He was the first Nigerian to build a bank, thus inspiring his colleagues as regional premiers in the 1950s to establish their own banks. He was also the first Nigerian to set up a university, and consequently challenged his peers to follow in his footsteps.
A Nigerian nationalist of incomparable status and a man of letters through and through, the Great Zik of Africa had established as early as the 1950s newspapers in Ibadan, Zaria, Kano, Onitsha, Port Harcourt and, of course, Lagos to fight for Nigeria’s liberation from oppressive colonial rule.
Zik inspired a generation of Africans, including the late President Nkrumah of Ghana, Chief Obafemi Awolowo and Dr Nwafor Orizu, who became Nigeria’s second Senate President.

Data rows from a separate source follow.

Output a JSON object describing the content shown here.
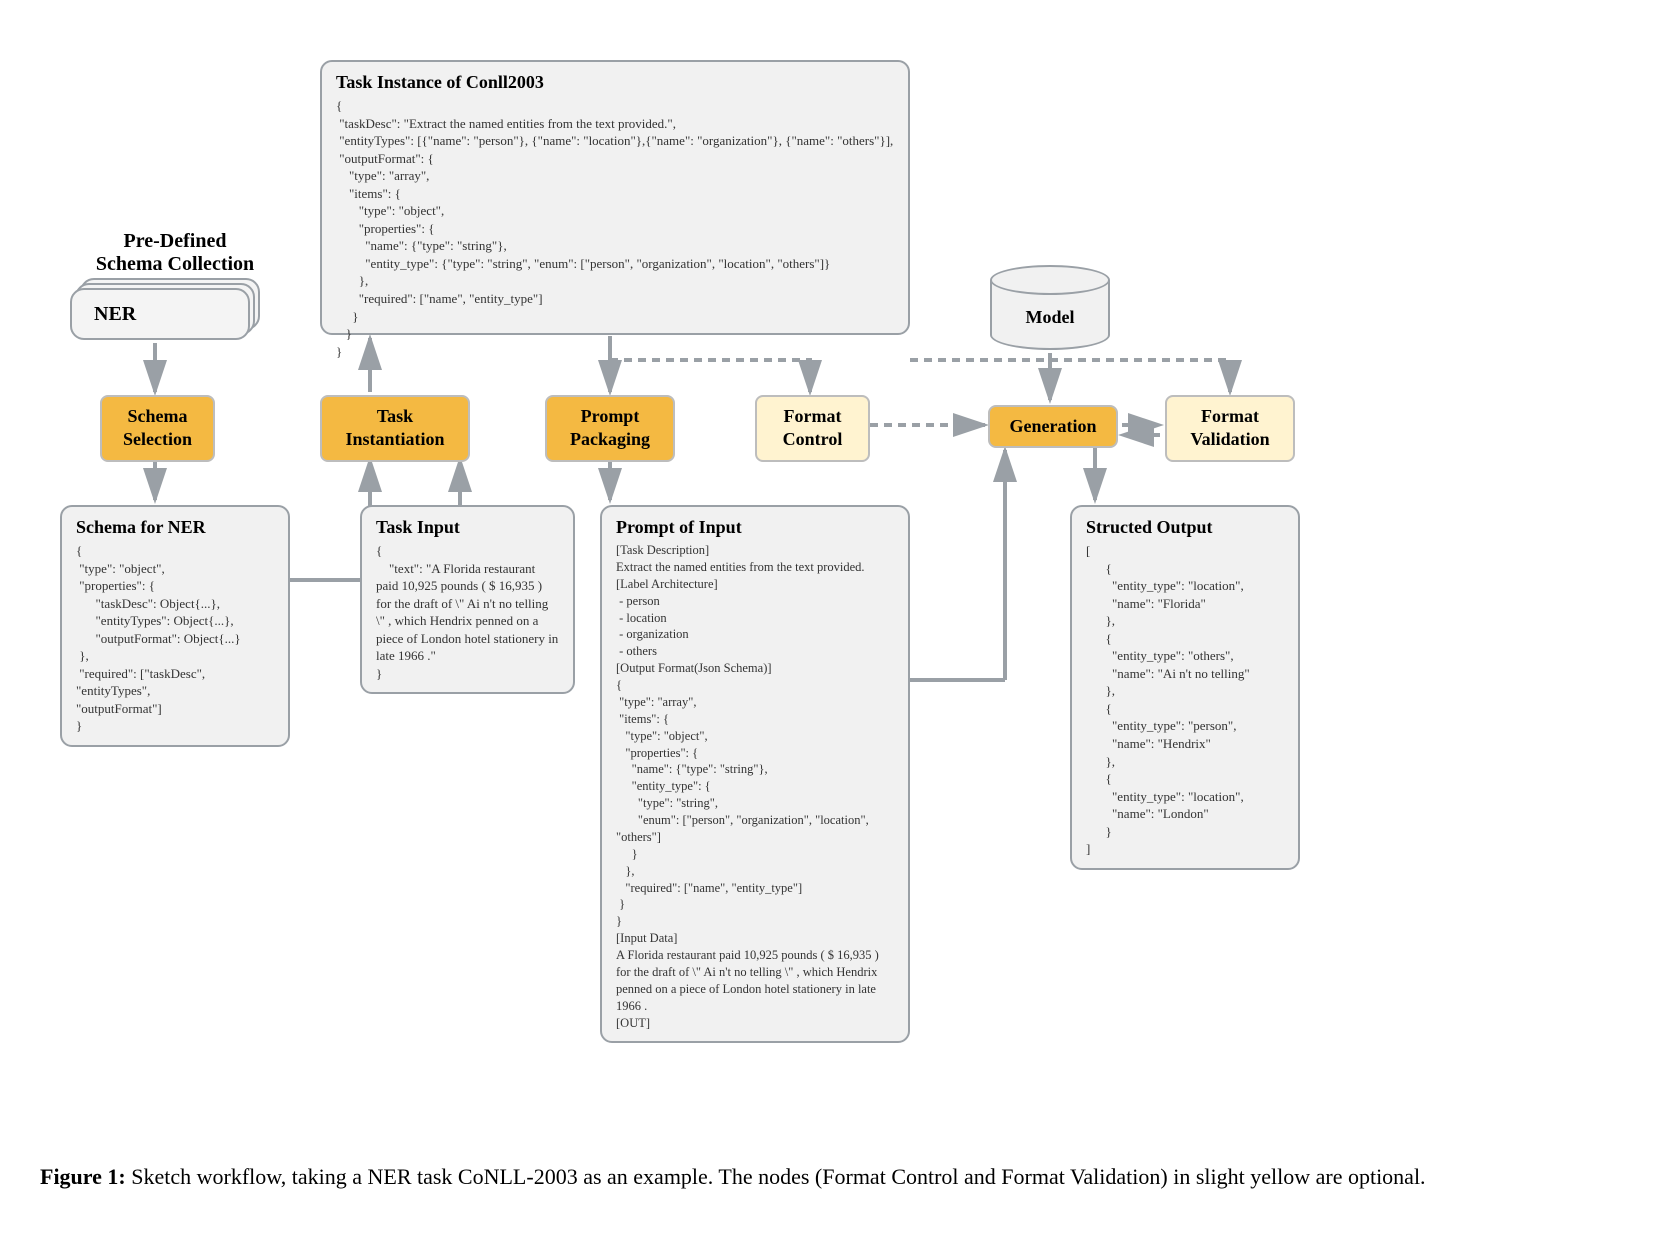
{
  "header": {
    "predefined_label": "Pre-Defined\nSchema Collection",
    "ner_pill": "NER",
    "model_label": "Model"
  },
  "steps": {
    "schema_selection": "Schema\nSelection",
    "task_instantiation": "Task\nInstantiation",
    "prompt_packaging": "Prompt\nPackaging",
    "format_control": "Format\nControl",
    "generation": "Generation",
    "format_validation": "Format\nValidation"
  },
  "task_instance": {
    "title": "Task Instance of Conll2003",
    "body": "{\n \"taskDesc\": \"Extract the named entities from the text provided.\",\n \"entityTypes\": [{\"name\": \"person\"}, {\"name\": \"location\"},{\"name\": \"organization\"}, {\"name\": \"others\"}],\n \"outputFormat\": {\n    \"type\": \"array\",\n    \"items\": {\n       \"type\": \"object\",\n       \"properties\": {\n         \"name\": {\"type\": \"string\"},\n         \"entity_type\": {\"type\": \"string\", \"enum\": [\"person\", \"organization\", \"location\", \"others\"]}\n       },\n       \"required\": [\"name\", \"entity_type\"]\n     }\n   }\n}"
  },
  "schema_ner": {
    "title": "Schema for NER",
    "body": "{\n \"type\": \"object\",\n \"properties\": {\n      \"taskDesc\": Object{...},\n      \"entityTypes\": Object{...},\n      \"outputFormat\": Object{...}\n },\n \"required\": [\"taskDesc\", \"entityTypes\",\n\"outputFormat\"]\n}"
  },
  "task_input": {
    "title": "Task Input",
    "body": "{\n    \"text\": \"A Florida restaurant paid 10,925 pounds ( $ 16,935 ) for the draft of \\\" Ai n't no telling \\\" , which Hendrix penned on a piece of London hotel stationery in late 1966 .\"\n}"
  },
  "prompt_box": {
    "title": "Prompt of Input",
    "body": "[Task Description]\nExtract the named entities from the text provided.\n[Label Architecture]\n - person\n - location\n - organization\n - others\n[Output Format(Json Schema)]\n{\n \"type\": \"array\",\n \"items\": {\n   \"type\": \"object\",\n   \"properties\": {\n     \"name\": {\"type\": \"string\"},\n     \"entity_type\": {\n       \"type\": \"string\",\n       \"enum\": [\"person\", \"organization\", \"location\", \"others\"]\n     }\n   },\n   \"required\": [\"name\", \"entity_type\"]\n }\n}\n[Input Data]\nA Florida restaurant paid 10,925 pounds ( $ 16,935 ) for the draft of \\\" Ai n't no telling \\\" , which Hendrix penned on a piece of London hotel stationery in late 1966 .\n[OUT]"
  },
  "structured_output": {
    "title": "Structed Output",
    "body": "[\n      {\n        \"entity_type\": \"location\",\n        \"name\": \"Florida\"\n      },\n      {\n        \"entity_type\": \"others\",\n        \"name\": \"Ai n't no telling\"\n      },\n      {\n        \"entity_type\": \"person\",\n        \"name\": \"Hendrix\"\n      },\n      {\n        \"entity_type\": \"location\",\n        \"name\": \"London\"\n      }\n]"
  },
  "caption": {
    "label": "Figure 1:",
    "text": " Sketch workflow, taking a NER task CoNLL-2003 as an example. The nodes (Format Control and Format Validation) in slight yellow are optional."
  }
}
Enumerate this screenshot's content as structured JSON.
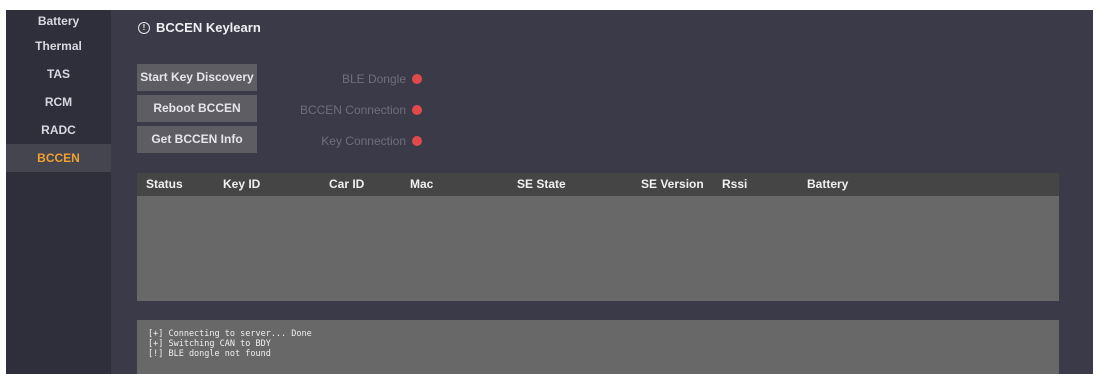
{
  "sidebar": {
    "items": [
      {
        "label": "Battery"
      },
      {
        "label": "Thermal"
      },
      {
        "label": "TAS"
      },
      {
        "label": "RCM"
      },
      {
        "label": "RADC"
      },
      {
        "label": "BCCEN",
        "active": true
      }
    ]
  },
  "header": {
    "icon": "info-icon",
    "info_glyph": "!",
    "title": "BCCEN Keylearn"
  },
  "buttons": {
    "start_discovery": "Start Key Discovery",
    "reboot": "Reboot BCCEN",
    "get_info": "Get BCCEN Info"
  },
  "status": [
    {
      "label": "BLE Dongle",
      "state": "error",
      "color": "#e04a4a"
    },
    {
      "label": "BCCEN Connection",
      "state": "error",
      "color": "#e04a4a"
    },
    {
      "label": "Key Connection",
      "state": "error",
      "color": "#e04a4a"
    }
  ],
  "table": {
    "columns": [
      "Status",
      "Key ID",
      "Car ID",
      "Mac",
      "SE State",
      "SE Version",
      "Rssi",
      "Battery"
    ],
    "rows": []
  },
  "log": [
    "[+] Connecting to server... Done",
    "[+] Switching CAN to BDY",
    "[!] BLE dongle not found"
  ],
  "colors": {
    "accent": "#f0a030",
    "error": "#e04a4a"
  }
}
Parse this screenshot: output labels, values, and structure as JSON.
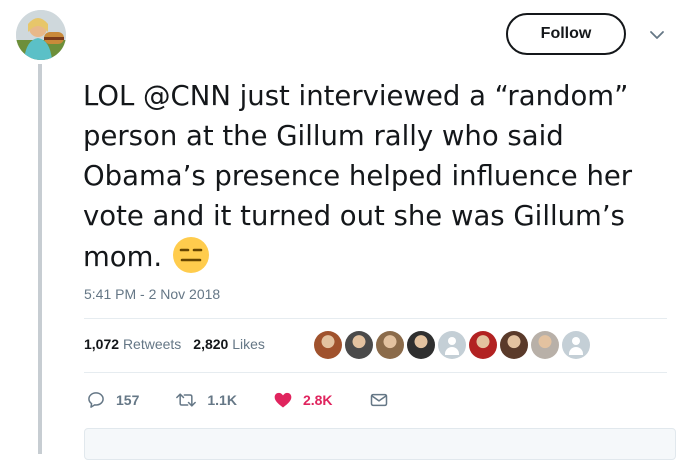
{
  "header": {
    "follow_label": "Follow"
  },
  "tweet": {
    "text_lines": [
      "LOL @CNN just interviewed a “random”",
      "person at the Gillum rally who said",
      "Obama’s presence helped influence her",
      "vote and it turned out she was Gillum’s",
      "mom."
    ],
    "emoji": "expressionless-face",
    "timestamp": "5:41 PM - 2 Nov 2018"
  },
  "stats": {
    "retweets_count": "1,072",
    "retweets_label": "Retweets",
    "likes_count": "2,820",
    "likes_label": "Likes"
  },
  "likers": [
    {
      "kind": "photo",
      "color": "#a0522d"
    },
    {
      "kind": "photo",
      "color": "#4a4a4a"
    },
    {
      "kind": "photo",
      "color": "#8b6b4a"
    },
    {
      "kind": "photo",
      "color": "#2f2f2f"
    },
    {
      "kind": "default",
      "color": "#c4cfd6"
    },
    {
      "kind": "photo",
      "color": "#b22222"
    },
    {
      "kind": "photo",
      "color": "#5a3a2a"
    },
    {
      "kind": "photo",
      "color": "#b8b0a8"
    },
    {
      "kind": "default",
      "color": "#c4cfd6"
    }
  ],
  "actions": {
    "reply_count": "157",
    "retweet_count": "1.1K",
    "like_count": "2.8K"
  },
  "colors": {
    "text": "#14171a",
    "secondary": "#657786",
    "like": "#e0245e",
    "divider": "#e6ecf0"
  }
}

It has, therefore, become somewhat a national scandal that a national holiday has yet to be declared in honour of this great African inspirer of vision.
This national blight ought to end by declaring November 16 of every year a national holiday in commemoration of Dr Azikiwe’s birthday.
A quintessential Renaissance man, Zik was a politician, poet, author, orator, sportsman, visionary, and nationalist, but above all else, a remarkable human being.
Zik lived and died as the acclaimed Father of Modern Nigeria, the complete Nigerian in every aspect of his life.
Born in the Hausa-Fulani North of Eastern Igbo parentage, Zik spent his most productive years in the Yoruba West. He spoke Hausa, Yoruba and Igbo fluently, as well as other Nigerian languages.
He was a welcome presence everywhere in the country.
A native of Onitsha in Anambra State, Zik was born on November 16, 1904, in Zungeru and died on May 11, 1996.
Zik who wore the traditional title of Owelle of Onitsha with uncommon aplomb was the celebrated author of books such as Renascent Africa, Liberia in World Politics, My Odyssey etc.
Even as Nigeria’s President Dr. Nnamdi Azikiwe took out time to write the foreword of the important book Reflections – Nigerian Prose & Verse’ edited by Frances Ademola thusly: “The poems and stories in this book have given me immense pleasure. Nothing can be more poignantly, and more amusingly, relevant than Wole Soyinka’s “Telephone Conversation.” The formal elegance of Chinua Achebe’s stories, the deeply traditional yet fanciful quality of Amos Tutuola’s, the exuberant pace of Cyprian Ekwensi’s and the graphic liveliness of description in Onuora Nzekwu’s have already earned all these writers an honoured place in world literature. Nkem Nwankwo’s whimsical narrative and his individuality of observation will earn him, and several others among the young contributors in this volume, a place of their own as well.”
A national holiday for the leader who made Nigeria’s independence possible is very imperative. It is especially crucial at this time that Nigerians are being torn apart by centrifugal power mongers. I just saw a viral Whatsapp video where Zik made the rousing 1960 Independence Day speech calling on Alhaji Ahmadu Bello (Sardauna of Sokoto), Chief Obafemi Awolowo and other leaders to work with him to put Nigeria together in progress. That is the way to go.
The Nnamdi Azikiwe national holiday, or Zik’s Day, is an idea whose time has come in celebration of the father of modern Nigeria.